● Task item:
Produce a copy of every line in the records that holds the string "JSON".

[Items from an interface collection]
◇ ◇ ◇
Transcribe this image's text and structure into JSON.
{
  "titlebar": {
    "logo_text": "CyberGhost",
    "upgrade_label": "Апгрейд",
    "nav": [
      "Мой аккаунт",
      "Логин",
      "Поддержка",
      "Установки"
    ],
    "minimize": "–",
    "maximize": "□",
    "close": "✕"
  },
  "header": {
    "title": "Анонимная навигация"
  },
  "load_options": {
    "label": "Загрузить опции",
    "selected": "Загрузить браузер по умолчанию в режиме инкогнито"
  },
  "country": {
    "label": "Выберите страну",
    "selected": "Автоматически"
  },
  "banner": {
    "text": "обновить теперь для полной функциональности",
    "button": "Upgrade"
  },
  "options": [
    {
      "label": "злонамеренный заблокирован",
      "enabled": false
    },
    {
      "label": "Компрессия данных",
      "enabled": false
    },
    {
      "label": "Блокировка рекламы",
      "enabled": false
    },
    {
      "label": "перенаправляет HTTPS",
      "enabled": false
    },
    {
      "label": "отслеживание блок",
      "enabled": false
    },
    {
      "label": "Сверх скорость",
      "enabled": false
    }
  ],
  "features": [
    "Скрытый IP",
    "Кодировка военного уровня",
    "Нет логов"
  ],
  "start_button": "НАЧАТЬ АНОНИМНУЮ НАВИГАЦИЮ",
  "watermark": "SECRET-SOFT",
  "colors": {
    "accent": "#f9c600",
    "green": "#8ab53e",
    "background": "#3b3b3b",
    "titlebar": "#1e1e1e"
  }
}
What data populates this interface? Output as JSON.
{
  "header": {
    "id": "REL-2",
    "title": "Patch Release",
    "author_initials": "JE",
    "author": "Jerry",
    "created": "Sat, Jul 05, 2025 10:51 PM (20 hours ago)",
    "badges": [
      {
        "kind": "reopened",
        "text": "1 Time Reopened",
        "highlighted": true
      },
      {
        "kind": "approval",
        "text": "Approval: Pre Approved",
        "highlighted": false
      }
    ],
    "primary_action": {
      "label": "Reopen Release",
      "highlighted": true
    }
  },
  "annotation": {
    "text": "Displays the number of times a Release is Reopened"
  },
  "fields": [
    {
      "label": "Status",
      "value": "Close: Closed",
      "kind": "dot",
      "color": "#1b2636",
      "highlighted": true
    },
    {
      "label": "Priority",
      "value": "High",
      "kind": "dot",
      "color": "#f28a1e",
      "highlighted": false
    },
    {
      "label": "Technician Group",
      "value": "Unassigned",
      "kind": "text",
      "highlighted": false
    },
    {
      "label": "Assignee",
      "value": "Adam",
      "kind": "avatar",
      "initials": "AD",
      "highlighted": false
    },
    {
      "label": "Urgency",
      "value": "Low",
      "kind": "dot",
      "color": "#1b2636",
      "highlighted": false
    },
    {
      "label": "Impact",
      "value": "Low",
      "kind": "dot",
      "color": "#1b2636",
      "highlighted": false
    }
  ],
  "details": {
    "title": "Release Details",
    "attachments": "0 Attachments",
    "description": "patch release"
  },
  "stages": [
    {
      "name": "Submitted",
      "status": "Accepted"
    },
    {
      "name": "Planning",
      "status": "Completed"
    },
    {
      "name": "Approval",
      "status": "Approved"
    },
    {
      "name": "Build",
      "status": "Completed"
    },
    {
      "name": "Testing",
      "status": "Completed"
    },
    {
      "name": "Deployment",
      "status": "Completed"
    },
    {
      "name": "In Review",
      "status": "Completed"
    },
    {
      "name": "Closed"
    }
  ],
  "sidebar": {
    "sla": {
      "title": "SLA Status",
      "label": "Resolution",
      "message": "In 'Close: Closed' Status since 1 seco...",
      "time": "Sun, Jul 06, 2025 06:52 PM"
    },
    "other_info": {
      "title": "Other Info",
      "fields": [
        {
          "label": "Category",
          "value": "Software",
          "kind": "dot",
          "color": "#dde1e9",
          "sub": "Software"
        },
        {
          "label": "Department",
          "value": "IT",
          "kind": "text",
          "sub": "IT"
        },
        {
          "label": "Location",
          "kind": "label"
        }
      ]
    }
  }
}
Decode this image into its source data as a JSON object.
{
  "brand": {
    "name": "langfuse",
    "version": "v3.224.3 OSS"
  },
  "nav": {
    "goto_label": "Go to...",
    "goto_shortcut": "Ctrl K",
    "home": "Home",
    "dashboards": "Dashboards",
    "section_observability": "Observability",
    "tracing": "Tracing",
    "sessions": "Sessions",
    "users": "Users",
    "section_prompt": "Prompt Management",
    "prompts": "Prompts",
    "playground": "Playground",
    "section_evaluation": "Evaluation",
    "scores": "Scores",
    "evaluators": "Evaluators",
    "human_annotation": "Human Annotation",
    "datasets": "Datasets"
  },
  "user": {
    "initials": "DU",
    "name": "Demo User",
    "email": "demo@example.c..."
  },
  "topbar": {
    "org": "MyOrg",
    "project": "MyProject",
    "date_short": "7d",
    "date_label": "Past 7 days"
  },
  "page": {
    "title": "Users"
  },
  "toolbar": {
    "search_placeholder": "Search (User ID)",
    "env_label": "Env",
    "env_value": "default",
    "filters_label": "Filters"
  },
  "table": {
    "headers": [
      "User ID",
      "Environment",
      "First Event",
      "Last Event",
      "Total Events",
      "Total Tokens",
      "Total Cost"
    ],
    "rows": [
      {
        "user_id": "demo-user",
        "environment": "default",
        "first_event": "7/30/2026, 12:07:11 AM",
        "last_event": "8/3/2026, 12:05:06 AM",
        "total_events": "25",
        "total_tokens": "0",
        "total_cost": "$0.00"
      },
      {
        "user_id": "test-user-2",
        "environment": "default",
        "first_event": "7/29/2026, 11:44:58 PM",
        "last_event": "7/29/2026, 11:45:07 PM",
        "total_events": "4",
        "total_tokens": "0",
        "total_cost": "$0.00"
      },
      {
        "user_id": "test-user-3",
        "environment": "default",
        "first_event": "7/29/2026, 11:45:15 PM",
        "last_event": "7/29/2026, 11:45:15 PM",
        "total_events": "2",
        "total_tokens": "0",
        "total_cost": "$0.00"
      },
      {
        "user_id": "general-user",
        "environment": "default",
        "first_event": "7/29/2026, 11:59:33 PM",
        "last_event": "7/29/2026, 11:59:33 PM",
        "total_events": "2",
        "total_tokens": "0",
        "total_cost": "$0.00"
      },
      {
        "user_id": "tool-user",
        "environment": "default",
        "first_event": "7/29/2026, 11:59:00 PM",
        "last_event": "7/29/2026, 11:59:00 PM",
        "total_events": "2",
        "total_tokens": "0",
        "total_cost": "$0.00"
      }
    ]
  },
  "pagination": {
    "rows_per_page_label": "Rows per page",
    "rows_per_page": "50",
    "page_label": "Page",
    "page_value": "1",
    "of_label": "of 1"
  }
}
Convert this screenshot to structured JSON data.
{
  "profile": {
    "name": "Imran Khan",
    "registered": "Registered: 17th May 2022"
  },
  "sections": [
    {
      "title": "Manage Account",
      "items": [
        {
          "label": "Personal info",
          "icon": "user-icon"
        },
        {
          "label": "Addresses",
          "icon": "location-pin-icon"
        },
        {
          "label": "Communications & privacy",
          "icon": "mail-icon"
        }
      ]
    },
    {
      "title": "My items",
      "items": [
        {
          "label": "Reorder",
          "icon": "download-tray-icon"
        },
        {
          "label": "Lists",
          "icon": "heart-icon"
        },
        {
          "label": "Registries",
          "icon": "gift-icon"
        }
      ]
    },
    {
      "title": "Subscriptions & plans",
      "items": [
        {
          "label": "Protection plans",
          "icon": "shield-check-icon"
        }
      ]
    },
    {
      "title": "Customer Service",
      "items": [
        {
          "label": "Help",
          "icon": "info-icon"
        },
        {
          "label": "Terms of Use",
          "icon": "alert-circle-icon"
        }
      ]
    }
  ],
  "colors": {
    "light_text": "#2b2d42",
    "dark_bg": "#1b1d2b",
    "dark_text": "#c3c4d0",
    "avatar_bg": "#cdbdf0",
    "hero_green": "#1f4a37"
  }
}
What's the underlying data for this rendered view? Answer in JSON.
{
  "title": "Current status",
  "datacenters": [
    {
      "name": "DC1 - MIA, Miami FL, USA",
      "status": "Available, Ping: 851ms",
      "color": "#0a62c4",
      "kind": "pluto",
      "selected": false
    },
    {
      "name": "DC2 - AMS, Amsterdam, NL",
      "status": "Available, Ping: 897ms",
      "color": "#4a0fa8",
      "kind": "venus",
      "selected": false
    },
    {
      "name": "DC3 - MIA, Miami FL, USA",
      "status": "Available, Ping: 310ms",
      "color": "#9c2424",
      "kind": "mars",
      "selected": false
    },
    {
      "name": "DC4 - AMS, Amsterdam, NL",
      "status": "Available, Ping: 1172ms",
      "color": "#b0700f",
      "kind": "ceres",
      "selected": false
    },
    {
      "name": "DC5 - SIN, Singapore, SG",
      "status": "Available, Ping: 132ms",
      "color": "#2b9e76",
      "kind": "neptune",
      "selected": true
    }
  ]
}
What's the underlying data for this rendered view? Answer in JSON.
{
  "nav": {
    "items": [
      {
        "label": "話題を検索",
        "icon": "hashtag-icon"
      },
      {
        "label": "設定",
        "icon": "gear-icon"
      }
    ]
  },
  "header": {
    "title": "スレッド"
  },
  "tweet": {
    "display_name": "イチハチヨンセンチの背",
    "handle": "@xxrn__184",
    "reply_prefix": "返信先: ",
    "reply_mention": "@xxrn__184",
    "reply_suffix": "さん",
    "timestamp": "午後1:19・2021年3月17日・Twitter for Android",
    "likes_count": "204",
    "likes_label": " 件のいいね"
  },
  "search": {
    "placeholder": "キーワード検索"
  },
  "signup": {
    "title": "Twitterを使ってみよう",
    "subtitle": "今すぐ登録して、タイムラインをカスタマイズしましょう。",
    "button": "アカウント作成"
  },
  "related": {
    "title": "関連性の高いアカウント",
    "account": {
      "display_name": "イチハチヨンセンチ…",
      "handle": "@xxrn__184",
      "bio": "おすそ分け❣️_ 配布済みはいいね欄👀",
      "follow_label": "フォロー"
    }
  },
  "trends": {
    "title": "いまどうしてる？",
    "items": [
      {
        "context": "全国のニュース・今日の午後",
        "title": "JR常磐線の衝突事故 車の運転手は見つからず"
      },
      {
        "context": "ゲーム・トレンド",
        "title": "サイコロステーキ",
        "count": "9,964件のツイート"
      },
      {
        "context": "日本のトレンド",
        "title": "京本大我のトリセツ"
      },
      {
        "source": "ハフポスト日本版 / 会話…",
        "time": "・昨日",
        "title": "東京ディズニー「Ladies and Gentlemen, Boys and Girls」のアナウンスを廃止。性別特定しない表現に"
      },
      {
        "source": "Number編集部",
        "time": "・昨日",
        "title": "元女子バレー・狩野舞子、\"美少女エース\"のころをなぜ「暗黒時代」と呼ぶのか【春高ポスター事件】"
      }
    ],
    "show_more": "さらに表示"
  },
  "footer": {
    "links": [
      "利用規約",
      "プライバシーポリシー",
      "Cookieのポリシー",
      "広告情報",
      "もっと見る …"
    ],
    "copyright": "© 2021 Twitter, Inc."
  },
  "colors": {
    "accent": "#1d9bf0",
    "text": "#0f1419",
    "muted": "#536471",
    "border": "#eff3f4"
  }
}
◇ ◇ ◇
● Reply:
Transcribe this image's text and structure into JSON.
What data populates this interface? Output as JSON.
Decode this image into its source data as a JSON object.
Convert this screenshot to structured JSON data.
What's the underlying data for this rendered view? Answer in JSON.
What's the underlying data for this rendered view? Answer in JSON.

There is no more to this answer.